Pinning down a cure for Alzheimer’s has become just as complex as the tau threads long considered to be the core cause of the disease. But now, researchers may be drawing one step closer to untangling the puzzle of Alzheimer’s disease, through another train of thought. New findings are leaning towards the hypothesis of an inflammatory response in the brain, which poses the question: could Alzheimer’s disease actually be an autoimmune disorder?
People living with diabetes, Crohn’s disease, and rheumatoid arthritis know all too well the effects of an overactive immune system. In a perfect world, our immunity shields us from bacteria, viruses, and other infections that need to be eliminated. However, with an autoimmune disorder, antibodies attack non-invasive, healthy cells, triggering inflammation and other undesirable effects.
In earlier Alzheimer’s disease studies, those infamous amyloid plaques have been the focus. Yet we also understand that even in healthy brains, those plaques are present and are suspected to perform some form of helpful function. The immune system targets these plaques, destroying them along with potentially healthy cells in the process: suggestive of a possible autoimmune response.
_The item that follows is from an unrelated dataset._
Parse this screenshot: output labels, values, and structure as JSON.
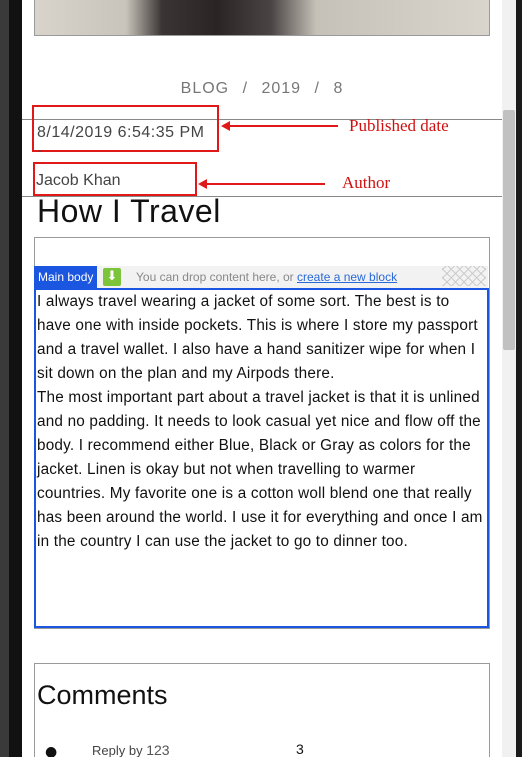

This alternative new strategy to studying and formulating treatment possibilities for Alzheimer’s has earned lead author of the research, Don Weaver, MD, PhD, of the Krembil Brain Institute, the 2022 Oskar Fischer Prize, which “recognizes innovative ideas in Alzheimer’s research that look beyond prevailing theories.”
As for everyone else, it’s a hopeful sign that a cure for such a devastating condition could be on the way. Until then, turn to Responsive Home Care for creative, skilled, and compassionate dementia care services that help people with Alzheimer’s disease continue to live to their fullest potential in the homes they love. We’re experienced in supporting those with dementia and the families who love them to better deal with some of the more distressing aspects of the disease, including:
- Growing discomfort in the late afternoon and overnight hours (sundowning)
- Wandering and asking to go “home”
- Repetitive behaviors and conversations
- Memory loss
- Agitation, aggression, and other difficult and strong emotions
- And more
Our expert caregivers work together with your family to provide as much or as little care as needed to provide you with the breaks from caregiving you need for your own health and wellbeing. After all, providing care for a person with dementia is never a single-person undertaking, especially as the disease progresses. Taking time away for self-care and to recharge is extremely important for you and your family as well as for the senior with dementia. A well-rested family caregiver is more patient and better prepared to supply the level of care a senior with dementia needs and deserves.
Contact us online or at (954) 486-6440 for further helpful dementia care resources, and to schedule a free in-home meeting to learn more about how our home health services in Fort Lauderdale, FL and the nearby areas can help maximize quality of life for somebody you love.